  • I never thought my father and I had much in common despite my mother's ever-constant lament, "You're just like your daddy."

    Back then I scoffed at the idea.

    But then in 1993, my father died suddenly one week after his 62nd birthday and in the 15 years since, not a week has gone by that I don't somehow recall him, his words and his actions.

    He wasn't an affectionate man. He grew up in an era and place where children were begat to work. He didn't know much about tenderness or bonding. His way of showing love was through providing and sacrificing so his family was secure.

  • While I have great respect for Gov. Crist and his continued commitment to preserving the environment, I feel that his intent to veto HB 7059 has been made without fully understanding the wide-reaching scope of this good environmental legislation. This legislation has many valuable components that seek to improve and strengthen the protection of our state's precious natural resources.

  • My life is good. I have a job that supplies my needs. Children who love me. Friends who support me. A man who understands real partnership.

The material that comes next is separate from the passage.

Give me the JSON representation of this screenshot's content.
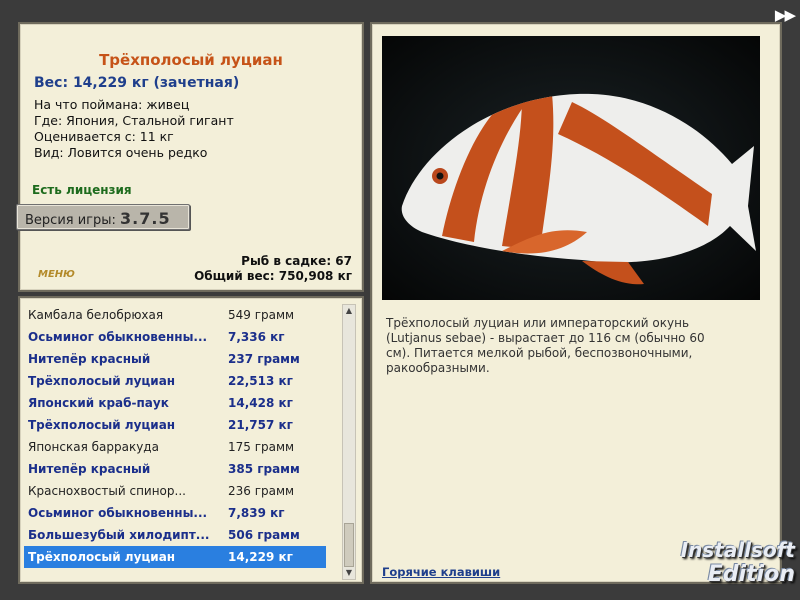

    Yes, indeed, my life is good and it takes a lot to get me riled.

    I've mellowed a lot in my old age.

    I once stressed about everything and now seldom stress about anything-though perhaps there are some things I should worry about.

    When considering relationships, I weigh the good they do/are against the bad and if there are more positive things, I cling.

    If they're negative, I cut my losses and move on.

  • This is a big weekend for many young people in Levy County, as they leave high school and move on to the next phase of their lives.

    Graduation ceremonies are scheduled for most Levy County schools this weekend, a landmark day for a few hundred young adults who are ready to venture out into the world.

    This graduating class has been through a little more than many of us.

  • Over the last decades, scores of men and women have fought and died in wars to preserve the ideals and beliefs we hold most dear. Many of the ones who paid the ultimate price for those ideals were youths barely in the bloom of adulthood. The crowded cemeteries bedecked with white crosses bear mute witness to their supreme sacrifice.

  • Judging from the amount of traffic on I-75 this past weekend, motorists are oblivious to the fact that gasoline isthisclose to being $4 a gallon.

    Or perhaps those motorists are like me.

    They know that we are a nation that moves on four wheels-or 18-and to get from Point A to Point B, you have to get in a motorized vehicle and drive, whether you want to pay the price at the pump or not.

  • I am not at all the maternal type. I'm too selfish, too distant, too "suck it up and move on"-like to be called a nurturing pillar of motherhood.

    And yet I have three children.

    Like many of you, I grew up watching Donna Reed, Harriet Nelson and June Cleaver (in reruns, mind you) as they set the example for future generations what a woman's role was in the home.